A cornerstone of the clusters initiative is the drive to create an integrated learning environment in which PSU students can collaborate with community members to solve real-world challenges. From the time they enter the University, students will have the opportunity to work side-by-side in open laboratories with practitioners in business, industry, government, and non-profit agencies, seeking solutions that benefit both the University and the region.
At Plymouth State, these interactions are facilitated by the Center for Business and Community Partnerships (CBCP), which supports collaborative and reciprocal relationships among students, faculty, and an off-campus network of industry partners from both the commercial and not-for-profit sectors.

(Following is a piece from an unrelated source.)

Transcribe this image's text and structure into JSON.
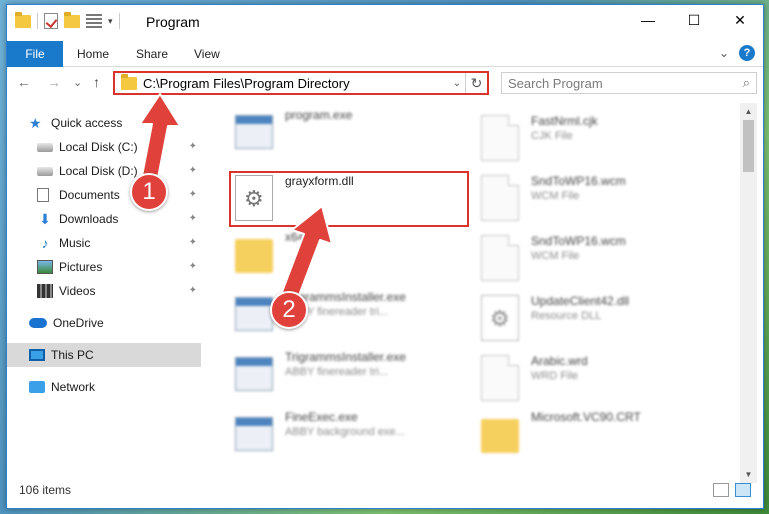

By linking PSU faculty and students with external partners, the CBCP fosters initiatives that have significant intellectual, social, cultural, scientific, and economic outcomes.
According to CBCP Director Ben Amsden, community enthusiasm for the clusters initiative is high. “This semester the center has received 70 external inquiries and is currently facilitating active partnerships involving 103 organizations, 190 students, and 22 faculty/staff.” Organizations that are currently partnering with PSU include the Appalachian Mountain Club, the New Hampshire Electric Co-op, the New Hampshire Department of Resources and Economic Development, and the White Mountain National Forest.
“The clusters initiative is incredibly exciting,” says Grafton Regional Development Corporation CEO Chris Wellington. “We welcome the opportunity to get Plymouth State students more engaged with the business community. Not only do we feel that hands-on experiences will prove beneficial to them, but we also believe the clusters and open laboratories have the potential to improve the workforce issues this region is currently facing. Attracting and maintaining a young workforce is one of the largest issues facing central and northern New Hampshire at the moment, so making connections between students and members of our business community is critical. I can’t wait to see new collaborative projects get underway.”–Lori Ferguson
Community members wishing to collaborate with the CBCP are encouraged to contact Ben Amsden at (603) 535-3276 or firstname.lastname@example.org. Alumni interested in participating in the clusters learning process are invited to contact Director of Alumni Relations Rodney Ekstrom ‘09G at (603) 535-2217 or email@example.com.
Lori L. Ferguson is a freelance writer based in southern New Hampshire. She enjoys writing on lifestyle and health and wellness topics, as well as all things artistic.